In the mid-1990s, I (the writer of this brief note) had the opportunity of meeting Mr. Talabani at a number of official and non-official occasions in the major Kurdish cities of Erbil and Suleimaniya and his childhood village outside the city of Suleimaniya. And every time, Mr. Talabani would shout : "Wolde Ammar over here" and he would insist that I take a seat beside him so that we could take some time "to talk more about the wonderful Eritrea." (At that time, every friend expected Eritrea to become a model state for the entire region.)
Dinner & chat with Mr. Talabani. When we celebrated Eritrea's accession to statehood in May 1993, Mr. Talabani was represented at our party by his representative in Suleimaniya City.
Mr. Talabani highly admired the tenacity of Eritreans in a difficult struggle, and he repeatedly attested that the Eritrean struggle was a good example to be emulated by the Kurdish people. Mr. Talabani knew closely the late Osman Saleh Sabbe and said he learned many lessons from him in building friendships for national struggles without reliable friends.
It is highly probable that his remains will be taken for burial in Suleimaniya,Iraqi Kurdistan.
Printed below are excerpts from agency reports about the late Jalal Talabani.
Mr. Jalal Talabani was one of the country’s most powerful and unifying leaders and a man who spent much of his life fighting for the cause of the Kurds of northern Iraq. He had long struggled with his health and was often treated abroad. In 2008, he underwent heart surgery at the Mayo Clinic in Minnesota. He suffered a stroke in 2012 and stepped down as president in 2014. He was elected to the Iraqi presidency three times. As a Kurd, Mr. Talabani was the first non-Arab president of an Arab nation.
A good-humored, portly man with a soft smile and a mustache, Mr. Talabani was nonetheless a pragmatic and savvy political operator who knew when to play down his fervent Kurdish nationalism. He had been a frequent emissary to world capitals for the Kurdish people before and after the overthrow of Saddam Hussein in the U.S.-led invasion of 2003.
He was popularly known as Mam Jalal, Kurdish for Uncle Jalal, a nickname ascribed to him in his youth because of his seriousness and that later reflected the affection of his supporters and even some political rivals.

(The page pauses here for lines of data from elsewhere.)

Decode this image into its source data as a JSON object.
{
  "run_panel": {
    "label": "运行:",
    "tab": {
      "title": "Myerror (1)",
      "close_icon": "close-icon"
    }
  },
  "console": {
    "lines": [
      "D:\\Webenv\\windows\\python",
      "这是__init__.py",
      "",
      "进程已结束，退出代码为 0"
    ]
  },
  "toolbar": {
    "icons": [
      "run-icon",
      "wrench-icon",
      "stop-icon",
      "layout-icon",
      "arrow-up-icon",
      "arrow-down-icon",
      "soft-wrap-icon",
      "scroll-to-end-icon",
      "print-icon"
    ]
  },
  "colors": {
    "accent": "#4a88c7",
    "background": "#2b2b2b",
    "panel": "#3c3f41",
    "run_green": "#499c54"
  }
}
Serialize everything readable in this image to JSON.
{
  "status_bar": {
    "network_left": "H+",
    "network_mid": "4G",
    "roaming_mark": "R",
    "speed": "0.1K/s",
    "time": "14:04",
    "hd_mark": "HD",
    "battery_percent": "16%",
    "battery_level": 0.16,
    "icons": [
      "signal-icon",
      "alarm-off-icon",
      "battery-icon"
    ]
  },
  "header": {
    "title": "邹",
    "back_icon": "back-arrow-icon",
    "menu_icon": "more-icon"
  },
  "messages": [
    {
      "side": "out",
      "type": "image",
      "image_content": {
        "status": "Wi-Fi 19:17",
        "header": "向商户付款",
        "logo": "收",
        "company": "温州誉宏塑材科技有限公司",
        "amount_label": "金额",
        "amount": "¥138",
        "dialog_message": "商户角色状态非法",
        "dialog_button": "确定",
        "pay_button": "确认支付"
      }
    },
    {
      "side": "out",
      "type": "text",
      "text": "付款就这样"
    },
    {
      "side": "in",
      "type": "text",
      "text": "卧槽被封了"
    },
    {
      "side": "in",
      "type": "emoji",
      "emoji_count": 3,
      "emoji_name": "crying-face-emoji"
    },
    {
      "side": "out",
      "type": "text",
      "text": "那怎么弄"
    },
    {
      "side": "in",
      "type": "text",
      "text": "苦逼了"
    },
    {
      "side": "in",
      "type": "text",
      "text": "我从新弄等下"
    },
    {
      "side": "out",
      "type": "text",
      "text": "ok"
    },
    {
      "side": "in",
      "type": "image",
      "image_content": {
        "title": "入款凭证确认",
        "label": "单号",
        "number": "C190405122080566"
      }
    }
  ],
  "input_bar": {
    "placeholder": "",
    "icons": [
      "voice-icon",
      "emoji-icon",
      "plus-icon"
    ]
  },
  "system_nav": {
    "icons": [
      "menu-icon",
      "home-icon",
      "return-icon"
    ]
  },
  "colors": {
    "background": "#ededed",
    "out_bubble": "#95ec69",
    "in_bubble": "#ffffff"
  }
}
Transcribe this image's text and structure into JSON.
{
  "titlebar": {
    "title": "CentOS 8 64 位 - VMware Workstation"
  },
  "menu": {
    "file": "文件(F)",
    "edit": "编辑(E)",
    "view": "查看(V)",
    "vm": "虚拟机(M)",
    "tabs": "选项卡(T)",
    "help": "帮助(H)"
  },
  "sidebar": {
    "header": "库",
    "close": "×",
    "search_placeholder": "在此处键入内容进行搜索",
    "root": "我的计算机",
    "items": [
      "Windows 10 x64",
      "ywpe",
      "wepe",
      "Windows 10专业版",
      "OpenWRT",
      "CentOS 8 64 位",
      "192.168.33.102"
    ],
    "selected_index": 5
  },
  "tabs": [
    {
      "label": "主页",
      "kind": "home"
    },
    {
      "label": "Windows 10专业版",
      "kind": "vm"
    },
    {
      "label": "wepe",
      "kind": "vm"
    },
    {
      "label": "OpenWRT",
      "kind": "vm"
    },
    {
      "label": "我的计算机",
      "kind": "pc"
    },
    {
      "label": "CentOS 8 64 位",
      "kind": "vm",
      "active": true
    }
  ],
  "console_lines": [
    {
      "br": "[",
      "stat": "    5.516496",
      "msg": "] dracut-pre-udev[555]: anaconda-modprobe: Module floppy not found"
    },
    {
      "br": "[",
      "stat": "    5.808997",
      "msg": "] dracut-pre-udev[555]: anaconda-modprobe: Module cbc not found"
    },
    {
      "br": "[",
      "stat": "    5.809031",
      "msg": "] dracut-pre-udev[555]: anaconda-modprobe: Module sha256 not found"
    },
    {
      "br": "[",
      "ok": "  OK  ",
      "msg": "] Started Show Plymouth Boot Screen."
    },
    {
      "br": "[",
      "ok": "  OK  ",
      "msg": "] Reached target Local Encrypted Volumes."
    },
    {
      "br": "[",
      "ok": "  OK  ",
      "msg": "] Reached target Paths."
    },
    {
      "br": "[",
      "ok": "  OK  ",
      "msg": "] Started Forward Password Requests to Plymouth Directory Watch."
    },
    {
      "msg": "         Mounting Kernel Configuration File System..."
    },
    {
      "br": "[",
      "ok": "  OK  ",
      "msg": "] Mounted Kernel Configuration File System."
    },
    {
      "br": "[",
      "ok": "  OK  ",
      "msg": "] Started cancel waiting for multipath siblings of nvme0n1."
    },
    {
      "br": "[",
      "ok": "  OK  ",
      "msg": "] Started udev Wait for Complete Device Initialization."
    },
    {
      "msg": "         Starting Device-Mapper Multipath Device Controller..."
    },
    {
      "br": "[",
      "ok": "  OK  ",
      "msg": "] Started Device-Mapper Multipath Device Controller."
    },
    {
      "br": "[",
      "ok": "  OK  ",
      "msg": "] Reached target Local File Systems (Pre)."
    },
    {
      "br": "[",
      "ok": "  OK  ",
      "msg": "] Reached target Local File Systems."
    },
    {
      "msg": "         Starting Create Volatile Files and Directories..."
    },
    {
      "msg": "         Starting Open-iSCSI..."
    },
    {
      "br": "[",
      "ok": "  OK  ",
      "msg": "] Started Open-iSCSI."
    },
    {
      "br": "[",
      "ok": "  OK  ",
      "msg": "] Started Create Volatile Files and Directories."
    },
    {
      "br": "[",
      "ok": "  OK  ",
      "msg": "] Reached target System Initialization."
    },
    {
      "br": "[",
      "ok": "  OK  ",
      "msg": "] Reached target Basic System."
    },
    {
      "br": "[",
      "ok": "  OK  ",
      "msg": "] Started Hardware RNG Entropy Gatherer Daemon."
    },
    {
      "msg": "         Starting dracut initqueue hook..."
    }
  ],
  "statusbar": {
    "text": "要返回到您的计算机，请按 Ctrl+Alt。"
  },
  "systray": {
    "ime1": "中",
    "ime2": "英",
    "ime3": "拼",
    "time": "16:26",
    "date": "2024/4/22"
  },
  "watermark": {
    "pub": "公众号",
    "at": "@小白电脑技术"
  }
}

Many in Iraq have wondered whether the crisis would have occurred if Mr. Talabani had still been active in politics. At the very least, they said, he might have been able to defuse it. At various moments in the nation’s turbulent history, he was able to bring Iraq’s warring factions to the negotiating table.
Before his death, Mr. Talabani was trying to mediate a deepening political crisis among Iraq’s three main groups — Shiites, Sunnis and Kurds — who are all embroiled in a contest for power and territory more than six years after the departure of U.S. troops.
From an early age, he showed a revolutionary streak, founding the underground Kurdish Student Union when he was 13.
By 1961, he began to focus solely on the cause of Kurdish resistance against the Iraqi government. Mr. Talabani was a battlefront commander and led separatist movements in several Kurdish regions. When not on the front lines, he traveled on numerous diplomatic missions, becoming the face of Kurdish resistance to Europeans and across the Middle East. Mr. Talabani helped build a political footprint in the new Iraq.